There is an especially nasty flavor to organized crime. It dresses itself up in a sneer, celebrates its own conceit and smirks at its own soullessness. It’s a crime without passion, an offense keen to court glamor yet one which leaves behind huge numbers of victims as it swaggers nonchalantly towards the next big score.  The Turning Point clearly acknowledges this as it follows prosecutor John Conroy (Edmond O’Brien) on his crusade against the mob in an unidentified Mid-West city (despite the fact the location work makes it abundantly clear the film was actually shot in Los Angeles). Superficially, there’s nothing new here and one might be forgiven for expecting another straightforward racket-busters yarn. However, there are elements introduced that muddy the ethical waters somewhat and thus raise the bar a few notches. To begin, there’s Jerry McKibbon (William Holden), the newspaperman whose friendship with Conroy will be tested both by his own inherent cynicism and his growing attraction to his friend’s girl (Alexis Smith). There’s the makings of an interesting moral dilemma shaping up there, but all this is somewhat overshadowed (although one could argue it’s also complemented) by the fact Conroy’s policeman father (Tom Tully) has secretly been in the pocket of the mob boss for some time.

As I alluded to above, films based around the mob and/or those tasked with taking them down can become wearisome in their predictability. There’s a tendency perhaps to focus on the  tough cool of the knowing gangster, the high-living wiseguy who’s got society’s number and plays it mercilessly. Either that or the audience is placed in the shoes of the straight arrow agents of the law, and all the grey sanctimony that inevitably follows in the wake of that approach. There’s something refreshing about the way The Turning Point enthusiastically embraces the flaws in human nature – the use of the source material by Horace McCoy (They Shoot Horses, Don’t They?) can’t have hurt.  Nor can the smooth and sensitive direction of William Dieterle, yet another of those who brought their European filmmaking sensibility with them and thus enriched Hollywood in the studio era.

Good casting goes a long way, in my opinion. Both Holden and O’Brien play to their strengths, the latter projecting businesslike  solidity, while the former exudes worldly (indeed world-weary) charm. Crucially, neither one overcooks it or allows it to slide towards parody. Alexis Smith was both capable and beautiful, working on a number of good movies over the years but maybe too many middling ones kept her star from rising as high as it could have. Tom Tully had the pivotal of the compromised cop, one that needed to  be written and performed well if the story was to retain its credibility. Happily, both the actor and the writers seem to have grasped this fact and the emotional core holds up as a result. Good villains are also essential in such tales, and small but memorable appearances from Ted de Corsia, Neville Brand and Carolyn Jones help things along. Ed Begley, a champion of bluster and indignation, does well as the crime boss; the scene where he calmly orders the firebombing of an entire building just to protect his interests is chilling in its calculation, and also heartbreaking in the dispassionately filmed aftermath.

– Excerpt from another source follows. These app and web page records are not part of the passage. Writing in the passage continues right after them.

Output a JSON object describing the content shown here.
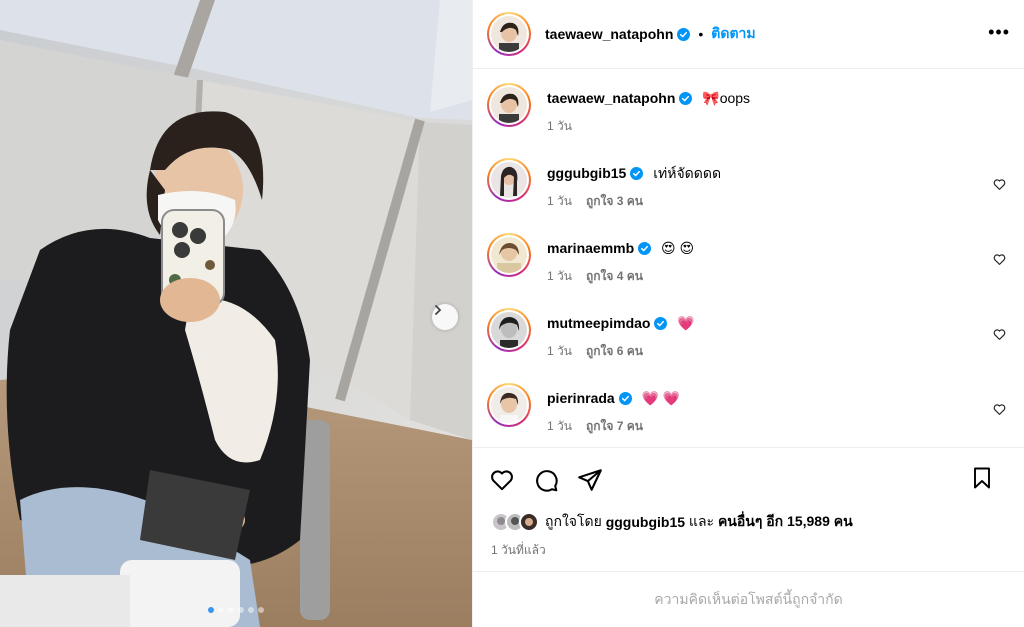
{
  "post": {
    "author": {
      "username": "taewaew_natapohn",
      "follow_label": "ติดตาม",
      "dot": "•"
    },
    "caption": {
      "emoji": "🎀",
      "text": "oops",
      "time": "1 วัน"
    },
    "comments": [
      {
        "username": "gggubgib15",
        "text": "เท่ห์จัดดดด",
        "time": "1 วัน",
        "likes": "ถูกใจ 3 คน"
      },
      {
        "username": "marinaemmb",
        "text": "😍 😍",
        "time": "1 วัน",
        "likes": "ถูกใจ 4 คน"
      },
      {
        "username": "mutmeepimdao",
        "text": "💗",
        "time": "1 วัน",
        "likes": "ถูกใจ 6 คน"
      },
      {
        "username": "pierinrada",
        "text": "💗 💗",
        "time": "1 วัน",
        "likes": "ถูกใจ 7 คน"
      }
    ],
    "liked_by": {
      "prefix": "ถูกใจโดย",
      "user": "gggubgib15",
      "and": "และ",
      "others": "คนอื่นๆ อีก 15,989 คน"
    },
    "time_ago": "1 วันที่แล้ว",
    "comments_limited": "ความคิดเห็นต่อโพสต์นี้ถูกจำกัด"
  },
  "carousel": {
    "slide_count": 6,
    "active_index": 0
  },
  "icons": {
    "like": "heart-icon",
    "comment": "comment-icon",
    "share": "share-icon",
    "save": "bookmark-icon",
    "more": "more-icon",
    "next": "chevron-right-icon",
    "verified": "verified-badge-icon"
  },
  "colors": {
    "accent": "#0095f6",
    "verified": "#0095f6",
    "muted": "#737373"
  }
}
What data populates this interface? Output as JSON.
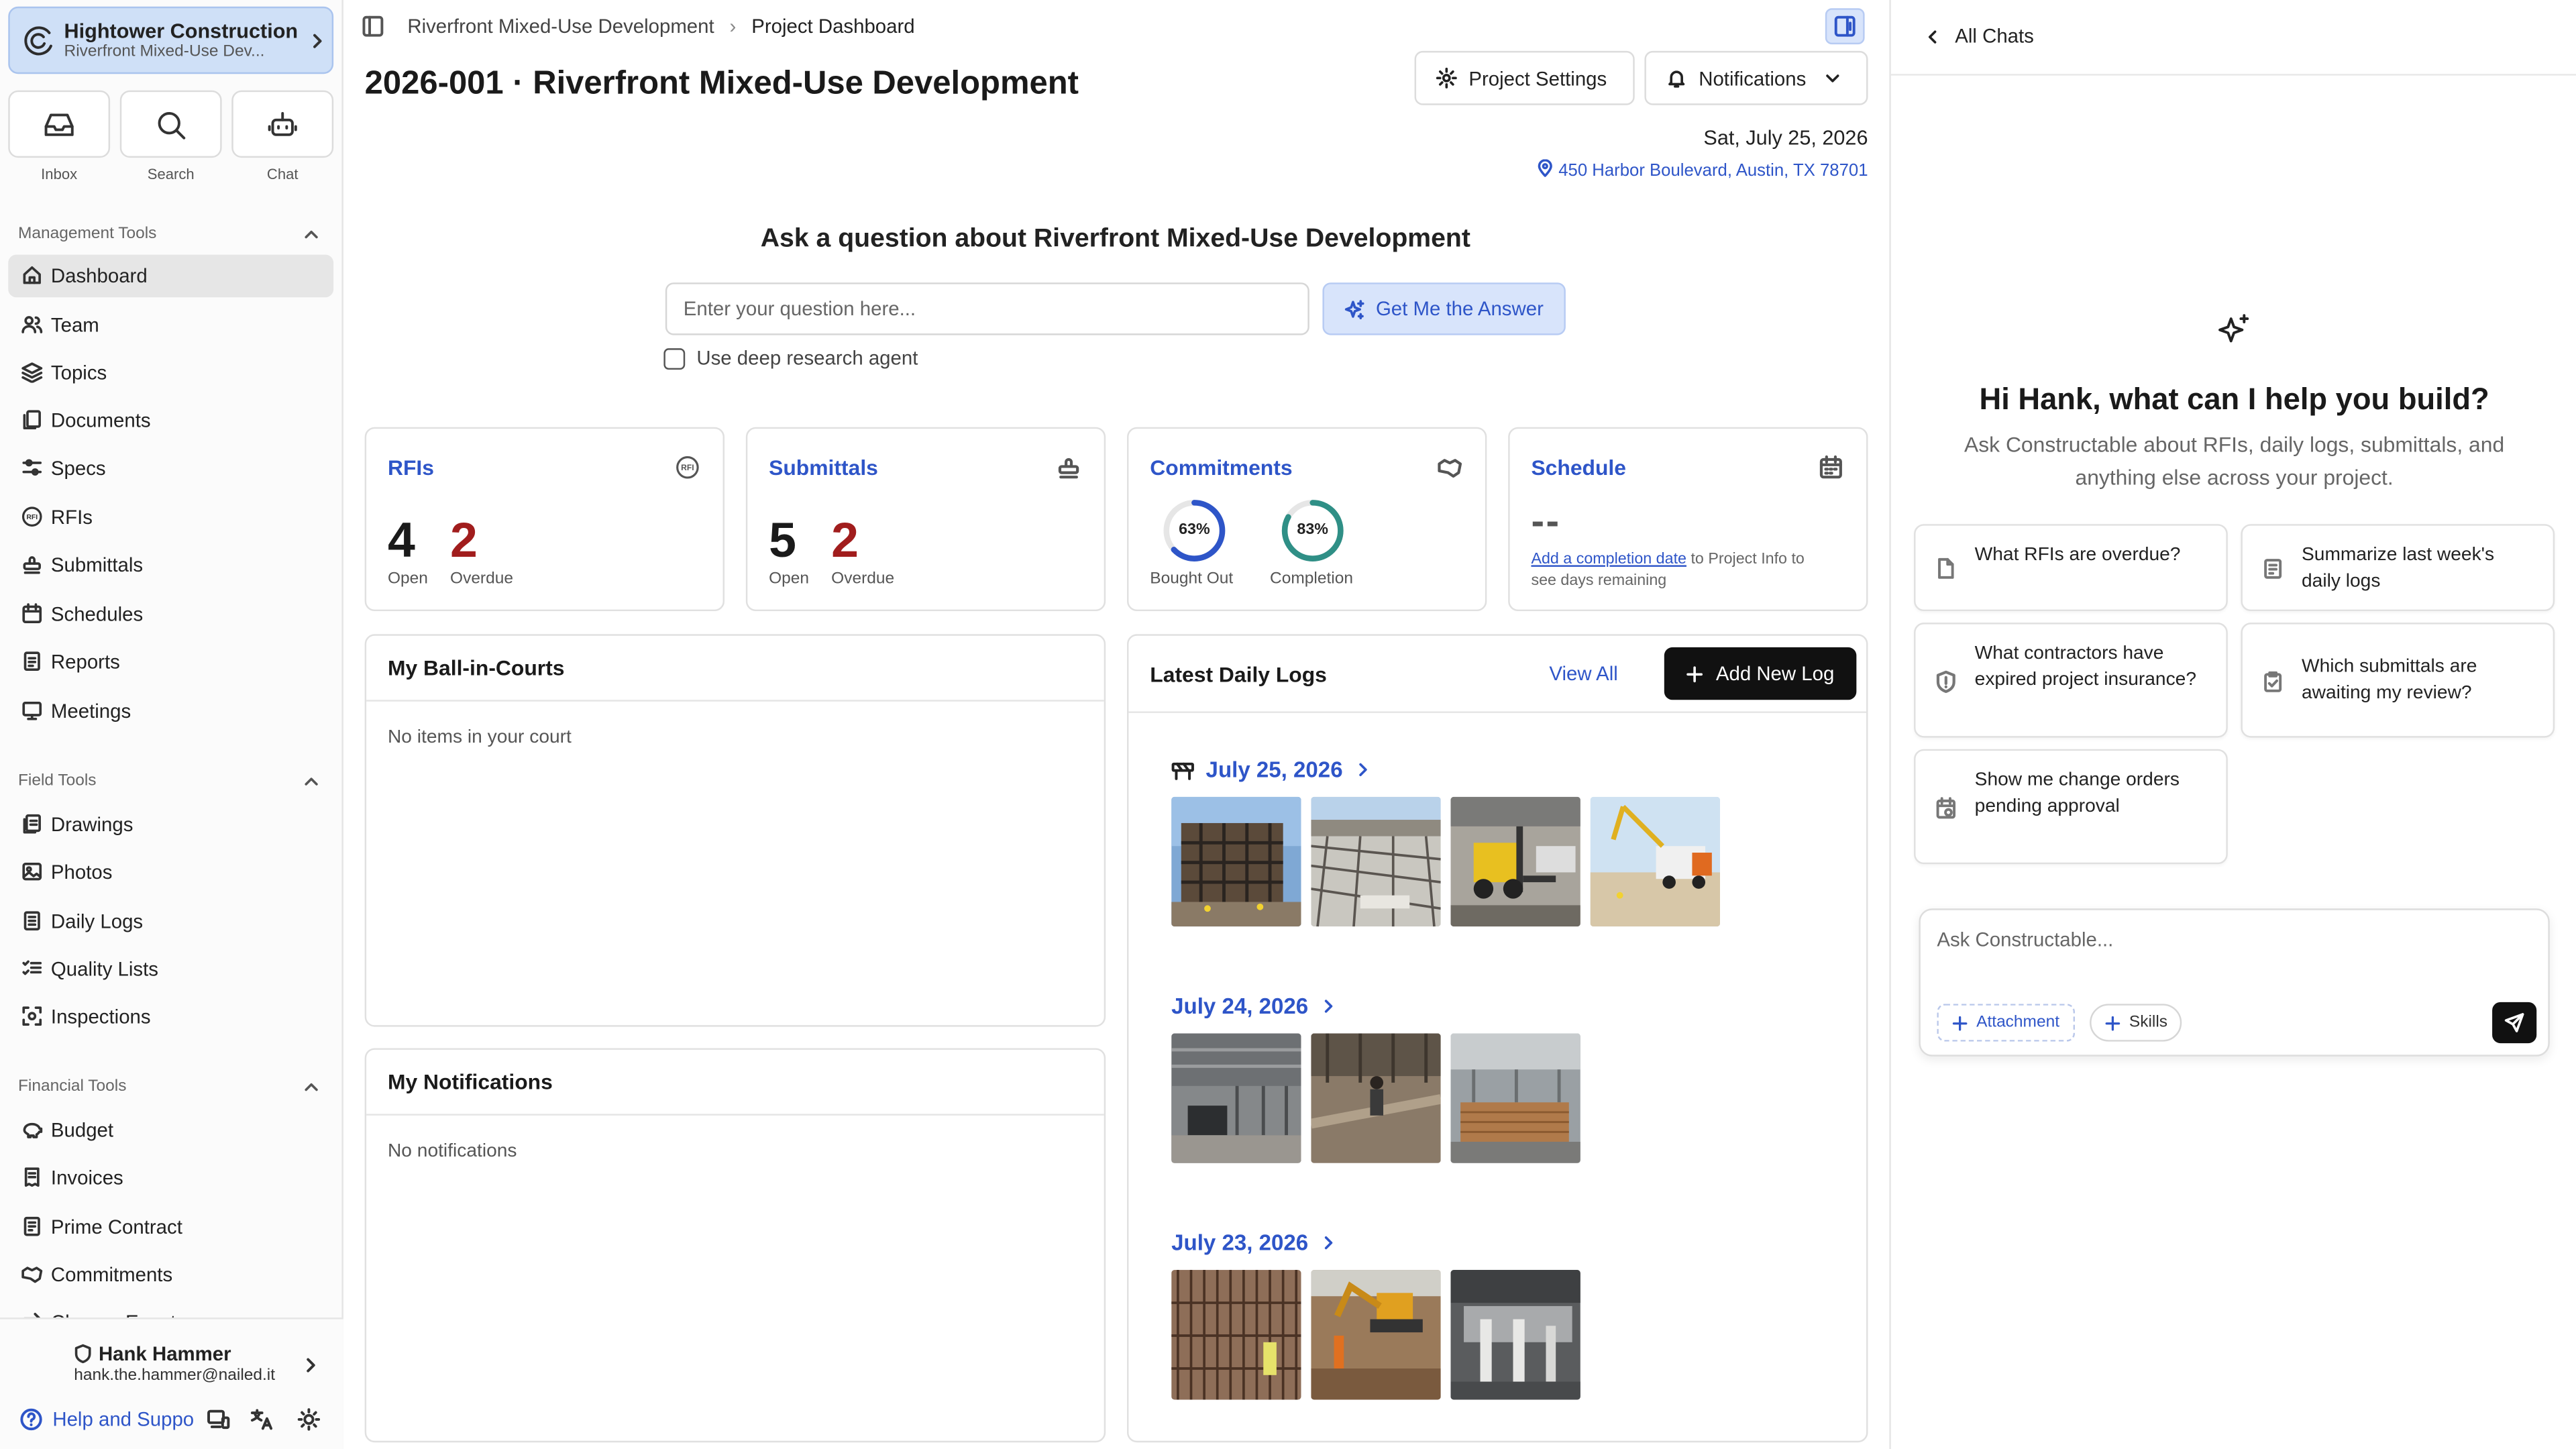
{
  "org": {
    "name": "Hightower Construction",
    "project_short": "Riverfront Mixed-Use Dev..."
  },
  "quick": {
    "inbox": "Inbox",
    "search": "Search",
    "chat": "Chat"
  },
  "sidebar": {
    "management_title": "Management Tools",
    "management": [
      "Dashboard",
      "Team",
      "Topics",
      "Documents",
      "Specs",
      "RFIs",
      "Submittals",
      "Schedules",
      "Reports",
      "Meetings"
    ],
    "field_title": "Field Tools",
    "field": [
      "Drawings",
      "Photos",
      "Daily Logs",
      "Quality Lists",
      "Inspections"
    ],
    "financial_title": "Financial Tools",
    "financial": [
      "Budget",
      "Invoices",
      "Prime Contract",
      "Commitments",
      "Change Events"
    ]
  },
  "user": {
    "name": "Hank Hammer",
    "email": "hank.the.hammer@nailed.it",
    "help": "Help and Suppo"
  },
  "breadcrumb": {
    "project": "Riverfront Mixed-Use Development",
    "current": "Project Dashboard"
  },
  "page_title": "2026-001 · Riverfront Mixed-Use Development",
  "buttons": {
    "settings": "Project Settings",
    "notifications": "Notifications",
    "answer": "Get Me the Answer",
    "view_all": "View All",
    "add_log": "Add New Log"
  },
  "date": "Sat, July 25, 2026",
  "address": "450 Harbor Boulevard, Austin, TX 78701",
  "ask": {
    "title": "Ask a question about Riverfront Mixed-Use Development",
    "placeholder": "Enter your question here...",
    "deep": "Use deep research agent"
  },
  "cards": {
    "rfis": {
      "title": "RFIs",
      "open": "4",
      "overdue": "2",
      "open_label": "Open",
      "overdue_label": "Overdue"
    },
    "submittals": {
      "title": "Submittals",
      "open": "5",
      "overdue": "2",
      "open_label": "Open",
      "overdue_label": "Overdue"
    },
    "commitments": {
      "title": "Commitments",
      "bought_out": "63%",
      "bought_out_label": "Bought Out",
      "completion": "83%",
      "completion_label": "Completion",
      "bought_out_frac": 0.63,
      "completion_frac": 0.83
    },
    "schedule": {
      "title": "Schedule",
      "value": "--",
      "link": "Add a completion date",
      "rest1": " to Project Info to",
      "rest2": "see days remaining"
    }
  },
  "ballcourt": {
    "title": "My Ball-in-Courts",
    "empty": "No items in your court"
  },
  "notifications": {
    "title": "My Notifications",
    "empty": "No notifications"
  },
  "daily_logs": {
    "title": "Latest Daily Logs",
    "entries": [
      {
        "date": "July 25, 2026",
        "photos": [
          "steel-frame",
          "rebar-deck",
          "forklift",
          "concrete-pump"
        ]
      },
      {
        "date": "July 24, 2026",
        "photos": [
          "interior-framing",
          "worker-floor",
          "lumber-stack"
        ]
      },
      {
        "date": "July 23, 2026",
        "photos": [
          "rebar-wall",
          "excavator",
          "interior-columns"
        ]
      }
    ]
  },
  "chat": {
    "back": "All Chats",
    "greeting": "Hi Hank, what can I help you build?",
    "sub": "Ask Constructable about RFIs, daily logs, submittals, and anything else across your project.",
    "suggestions": [
      "What RFIs are overdue?",
      "Summarize last week's daily logs",
      "What contractors have expired project insurance?",
      "Which submittals are awaiting my review?",
      "Show me change orders pending approval"
    ],
    "placeholder": "Ask Constructable...",
    "attachment": "Attachment",
    "skills": "Skills"
  },
  "colors": {
    "accent": "#2e55c8",
    "overdue": "#a11d1d",
    "ring_blue": "#2e55c8",
    "ring_teal": "#2f8f86"
  }
}
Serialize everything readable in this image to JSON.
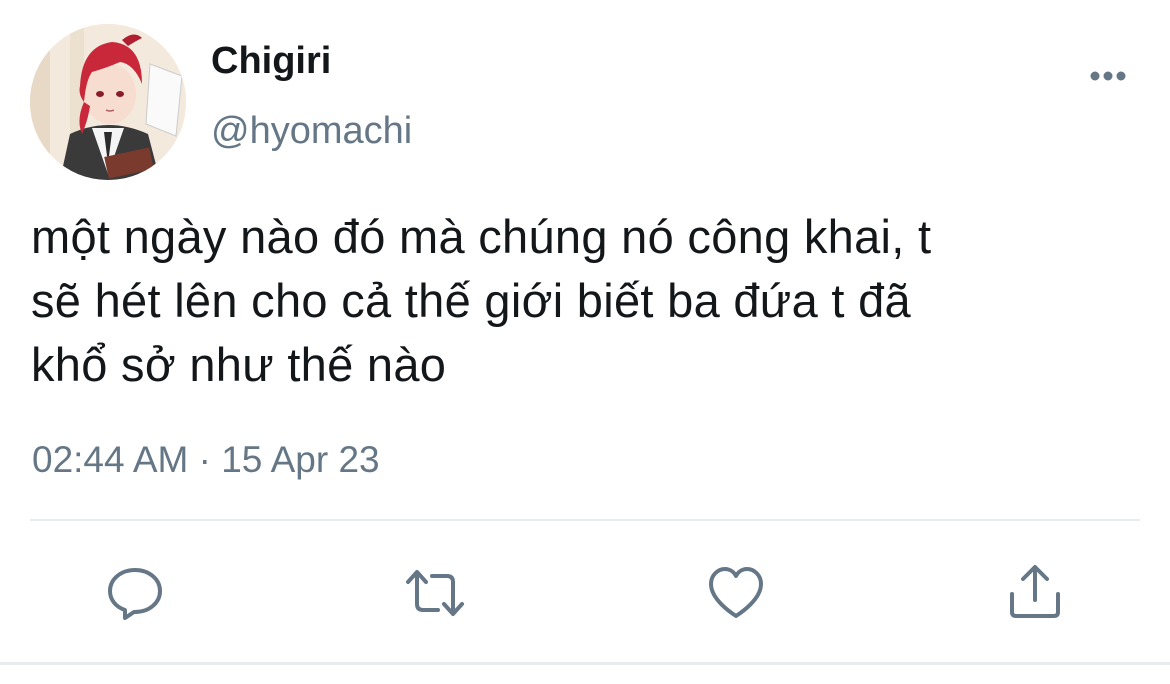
{
  "user": {
    "display_name": "Chigiri",
    "handle": "@hyomachi"
  },
  "tweet": {
    "lines": [
      "một ngày nào đó mà chúng nó công khai, t",
      "sẽ hét lên cho cả thế giới biết ba đứa t đã",
      "khổ sở như thế nào"
    ],
    "timestamp": "02:44 AM · 15 Apr 23"
  },
  "icons": {
    "more": "more-horizontal-icon",
    "reply": "comment-icon",
    "retweet": "retweet-icon",
    "like": "heart-icon",
    "share": "share-icon"
  },
  "colors": {
    "text_primary": "#14171a",
    "text_secondary": "#657786",
    "icon": "#657786",
    "divider": "#e6ecf0"
  }
}
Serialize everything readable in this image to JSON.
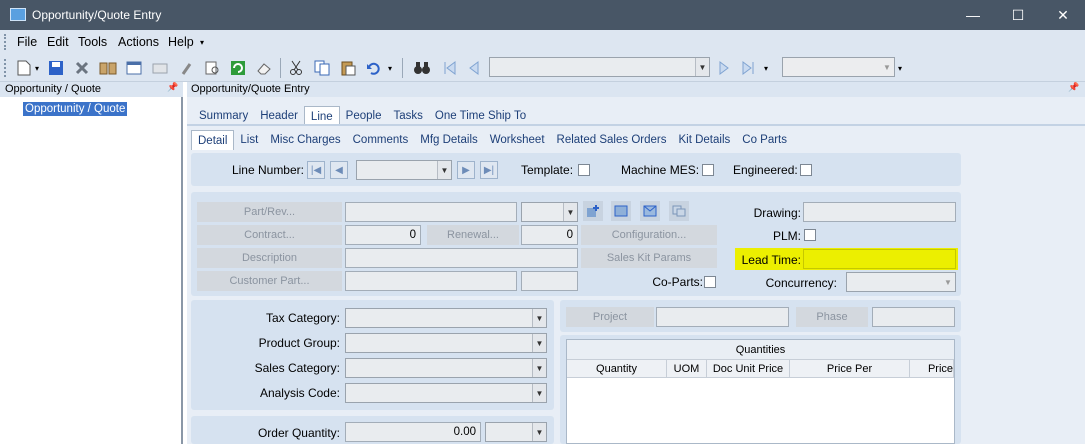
{
  "window": {
    "title": "Opportunity/Quote Entry",
    "min": "—",
    "max": "☐",
    "close": "✕"
  },
  "menu": [
    "File",
    "Edit",
    "Tools",
    "Actions",
    "Help"
  ],
  "left_panel": {
    "title": "Opportunity / Quote",
    "tree_item": "Opportunity / Quote",
    "pin": "📌"
  },
  "right_panel": {
    "title": "Opportunity/Quote Entry",
    "pin": "📌"
  },
  "main_tabs": [
    "Summary",
    "Header",
    "Line",
    "People",
    "Tasks",
    "One Time Ship To"
  ],
  "main_active": "Line",
  "sub_tabs": [
    "Detail",
    "List",
    "Misc Charges",
    "Comments",
    "Mfg Details",
    "Worksheet",
    "Related Sales Orders",
    "Kit Details",
    "Co Parts"
  ],
  "sub_active": "Detail",
  "line_row": {
    "line_number_label": "Line Number:",
    "template_label": "Template:",
    "machine_mes_label": "Machine MES:",
    "engineered_label": "Engineered:"
  },
  "part_section": {
    "part_rev": "Part/Rev...",
    "contract": "Contract...",
    "contract_value": "0",
    "renewal": "Renewal...",
    "renewal_value": "0",
    "configuration": "Configuration...",
    "description": "Description",
    "sales_kit_params": "Sales Kit Params",
    "customer_part": "Customer Part...",
    "co_parts_label": "Co-Parts:",
    "drawing_label": "Drawing:",
    "plm_label": "PLM:",
    "lead_time_label": "Lead Time:",
    "concurrency_label": "Concurrency:"
  },
  "category_section": {
    "tax_category": "Tax Category:",
    "product_group": "Product Group:",
    "sales_category": "Sales Category:",
    "analysis_code": "Analysis Code:"
  },
  "project_section": {
    "project": "Project",
    "phase": "Phase"
  },
  "quantities": {
    "title": "Quantities",
    "columns": [
      "Quantity",
      "UOM",
      "Doc Unit Price",
      "Price Per",
      "Price"
    ]
  },
  "order_quantity": {
    "label": "Order Quantity:",
    "value": "0.00"
  },
  "colors": {
    "titlebar": "#485666",
    "highlight": "#ecef00",
    "accent": "#3b73c9"
  }
}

A fair bit time has been taken up on this site bemoaning the lack of attention given to certain Universal-International tiles. The same can certainly be said of Paramount material – while a fair bit has leaked out over the years, plenty more remains either unavailable for viewing or  only exists in inferior form. This is true of The Turning Point, a film which was once announced for release on Blu-ray but then pulled as the elements were said to be sub-standard. At present, there are DVDs to be had from Spain and Italy but the transfers are pretty weak by all accounts, and I have a hunch they may not advance much, if anything, on what can be found quite easily online. A pity really, and it would be great if a more visually appealing version could be found and put on the market.